Updated: Jun 10
Today, I just want to let you know;
It’s OK to decline an induction.
It doesn’t mean you’re a bad mother, or a difficult ‘patient’, or ‘selfish’ or anything else you’ve heard or are telling yourself.
I get it. There’s a lot of pressure to be induced going on at the moment. Sometimes it’s hard to revisit this topic at every single check up and stick to what’s true for you. You’re pressured, even though you’re clear: you don’t want an unnecessary induction. (key word *unnecessary, because yes, some inductions are necessary)
But this pressure is new. Until recently in Geraldton, women were not offered an induction of labour until they were 10 days past their estimated due date, unless complications arose earlier. Now, we rarely see women get to their due dates without an induction being planned or carried out.
The induction guidelines haven’t changed. What has changed is a recent study (ie ARRIVE trial) that suggests earlier induction doesn’t increase the rate of cesarean birth. This study has been heavily critiqued and most of the women in the study dropped out of it. (And cesarean birth is not the only measure of what makes something risky or riskier). What is clear from the study, is that the findings SHOULD NOT be influencing practice, that more research, especially research that explores a woman’s experience of birth and her psycho-emotional health and well-being is needed before guidelines and practice changes.
If you were to birth in another city or region, the pressure would not be as great as it is here in Geraldton at the moment.
So, I support you to stick to your instincts. It’s OK to say no. To say, not yet. I feel sad that you even need to say this. It simply shouldn’t be something that women need to focus on if they’re healthy with an uncomplicated pregnancy. It’s not fair, and it works against the softening and letting go that is required to go into spontaneous labour!
If you’re interested in learning more about the pros and consequences of induction reach out.
The latest research on Induction of Labour has shown that:

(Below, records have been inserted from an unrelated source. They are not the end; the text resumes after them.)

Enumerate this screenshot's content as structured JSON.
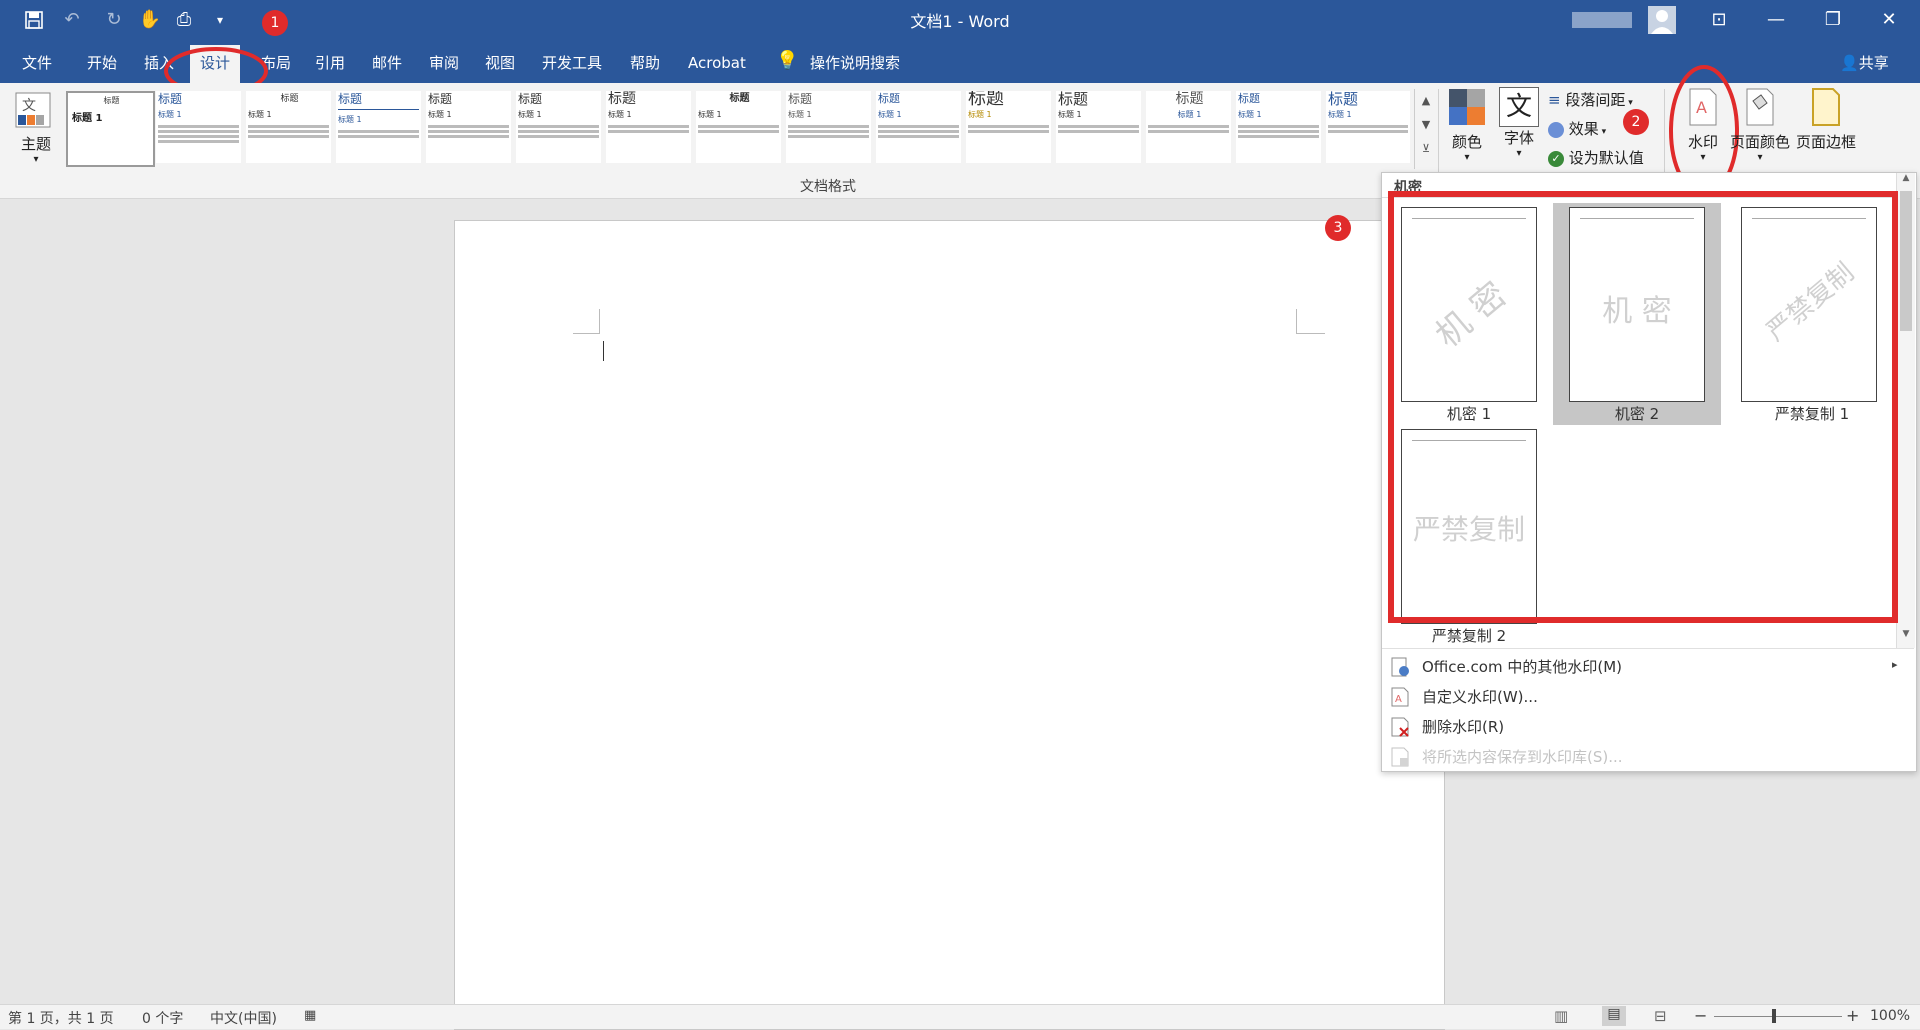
{
  "window": {
    "title": "文档1 - Word"
  },
  "tabs": [
    "文件",
    "开始",
    "插入",
    "设计",
    "布局",
    "引用",
    "邮件",
    "审阅",
    "视图",
    "开发工具",
    "帮助",
    "Acrobat"
  ],
  "active_tab": "设计",
  "tell_me": "操作说明搜索",
  "share": "共享",
  "ribbon": {
    "theme": "主题",
    "colors": "颜色",
    "fonts": "字体",
    "fonts_icon_char": "文",
    "paragraph_spacing": "段落间距",
    "effects": "效果",
    "set_default": "设为默认值",
    "watermark": "水印",
    "page_color": "页面颜色",
    "page_borders": "页面边框",
    "group_label": "文档格式",
    "style_heading": "标题",
    "style_sub": "标题 1"
  },
  "dropdown": {
    "section": "机密",
    "items": [
      {
        "text": "机 密",
        "label": "机密 1"
      },
      {
        "text": "机 密",
        "label": "机密 2"
      },
      {
        "text": "严禁复制",
        "label": "严禁复制 1"
      },
      {
        "text": "严禁复制",
        "label": "严禁复制 2"
      }
    ],
    "menu": [
      "Office.com 中的其他水印(M)",
      "自定义水印(W)...",
      "删除水印(R)",
      "将所选内容保存到水印库(S)..."
    ]
  },
  "annotations": [
    "1",
    "2",
    "3"
  ],
  "status": {
    "page": "第 1 页，共 1 页",
    "words": "0 个字",
    "language": "中文(中国)",
    "zoom": "100%"
  },
  "colors": {
    "brand": "#2b579a",
    "annotation": "#e02b2b"
  }
}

"If you have an induction as a first-time mother, you're more likely to have a baby that's distressed and your chance of having a caesarean is more than double and birth by vacuum is increased... If you look at the 2018 data, it's a 45 per cent rate of induction for first-time mothers, that was 25 per cent 10 years ago. In that time, we have not altered the perinatal mortality rate at all. No change in stillbirths and babies dying after birth." - Professor Hannah Dahlen
Read the study here (latest evidence)